Pre-May Day blurbs. Some old, some new.
- Yglesias believes in one dollar one vote. I hear the price of foie gras has gone up alot over the last decade. Must be because Americans prefer it. The real surprise is given the massive increase in concentrations of wealth, why land prices in the urban core have not become even more expensive. That the 99% who cannot buy land in the urban core continue to prefer to buy their own little spot of land farther away, and consequently live in less dense areas is a trend that has held up over a thousand years, and is not surprising at all, particularly as transportation and communication continues to become more efficient. But I don’t understand how the left can idealize living in the core while ignoring the centrality of land ownership and getting out from under the thumb of economic rent extraction by landlords. Handing over 1/3 of your income to a small group of incumbents is not fun. The automobile and similar increases in transportation efficiencies were viewed as liberating because they were, in fact, liberating. Perhaps new modalities are needed now, but moving back into the core is not going to happen.

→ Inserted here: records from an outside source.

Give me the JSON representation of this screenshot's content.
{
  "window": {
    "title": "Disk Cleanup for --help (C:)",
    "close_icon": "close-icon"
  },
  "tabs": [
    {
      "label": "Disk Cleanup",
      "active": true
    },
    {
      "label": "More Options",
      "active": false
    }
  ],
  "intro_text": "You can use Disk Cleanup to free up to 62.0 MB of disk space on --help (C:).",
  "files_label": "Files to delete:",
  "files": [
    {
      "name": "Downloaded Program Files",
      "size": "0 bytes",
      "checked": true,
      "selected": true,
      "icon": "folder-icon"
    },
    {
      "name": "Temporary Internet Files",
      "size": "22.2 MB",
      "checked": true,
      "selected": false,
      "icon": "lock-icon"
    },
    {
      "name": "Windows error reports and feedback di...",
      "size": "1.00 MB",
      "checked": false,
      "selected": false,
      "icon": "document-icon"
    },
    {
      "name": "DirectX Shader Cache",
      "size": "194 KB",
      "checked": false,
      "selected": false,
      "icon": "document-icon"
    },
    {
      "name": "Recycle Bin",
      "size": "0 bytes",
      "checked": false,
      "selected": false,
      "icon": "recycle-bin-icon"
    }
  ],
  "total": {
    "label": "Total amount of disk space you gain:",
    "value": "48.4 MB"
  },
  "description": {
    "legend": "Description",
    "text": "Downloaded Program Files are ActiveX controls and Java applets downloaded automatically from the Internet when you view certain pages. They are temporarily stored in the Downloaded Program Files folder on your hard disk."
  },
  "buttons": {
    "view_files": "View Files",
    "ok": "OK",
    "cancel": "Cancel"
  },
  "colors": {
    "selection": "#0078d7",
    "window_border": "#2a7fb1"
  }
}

- Last May Day, Obama did not dissapoint, joining many other presidents in declaring May 1 Loyalty Day. Who wants to place bets on what our President will do today as workers from around the world march?
- A beautiful post
- Now more than ever, I am reminded of this gem. In particular: “Furthermore, even when moderate adjustments could be made, they tend to be resisted, because any simplification discomfits elites.”
Central Bank attempting to control the money supply
Continuing with our chartbook investigation as to what was moderate during the Great Moderation, let’s turn to prices — based in part on this post.
Let’s start by looking at spreads in consumption prices versus investment prices:
Investment Price Index/Consumption Price Index, base year = 1 at 2005
The relative rise in consumption prices is driven primarily by health care and housing services:
Major PCE components
What about relative price volatility? I took the y/y percent change of the following PPI time series:
- Producer Price Index: Finished Goods: Capital Equipment (PPICPE), Percent Change from Year Ago, Monthly, Seasonally Adjusted
- Producer Price Index: Crude Materials for Further Processing (PPICRM), Index 1982=100, Monthly, Seasonally Adjusted
- Producer Price Index: Intermediate Materials: Supplies & Components (PPIITM), Percent Change from Year Ago, Monthly, Seasonally Adjusted
- Producer Price Index: Finished Consumer Foods (PPIFCF), Percent Change from Year Ago, Monthly, Seasonally Adjusted
- Producer Price Index: Fuels & Related Products & Power (PPIENG), Percent Change from Year Ago, Monthly, Not Seasonally Adjusted
- Producer Price Index: Finished Consumer Goods Excluding Foods (PFCGEF), Percent Change from Year Ago, Monthly, Seasonally Adjusted
Producer Price Index series dispersion
..and calculated the standard deviation of these series:
Price Dispersion measured as STDEV of % changes of Major Producer Price Indexes
In addition to spreads in producer prices, let’s look at spreads in rates, i.e. risk premia:
From Shiller Data, we have the house price index relative to the consumer price index:
Real House Price Index
What price stability?
We smelt the steel
to make the hammers
to dig the mines
to mine the ores
to smelt the steel
Update 2: Added a Youtube video
Updated 1: Added snark
Noah Smith doesn’t understand why everyone who’s ever looked at Chinese development seriously is calling for a re-balancing and consumption led growth. Instead, he is worried about bliss points:
Or does it mean that consumption should rise faster than the other components of GDP? Fine, but consumption’s share of GDP can’t increase forever. Eventually, consumption’s share will hit a ceiling, and the “consumption-led growth” – if this is what it means – will be gone.
On the other hand, we have the historical record:
Source For those with low screen resolution, the declining right hand curve corresponds to China — an aging population filled with households that would very much like to consume if they were given the chance to do so. And yes, that is a consumption figure of only 35% of GDP which is most likely an overestimate.
Is our economists learning?
Which eras are those of moderation, and which are those of excess volatility? What did the central bank succeed in stabilizing as a result of relying on interest rate adjustments rather than income flow adjustments?
Tom Slee has written an essay titled “Seeing Like a Geek”. The premise of his essay is that tearing down barriers to information disadvantages local monopolists and advantages new monopolists who have superior sophistication and complementary skills. Supposedly we are better off with local video rental stores than with Netflix.
There is a sort of odd fascination with small businessmen — a specimen famous for short-sightedness, self-satisfaction, and inefficiency.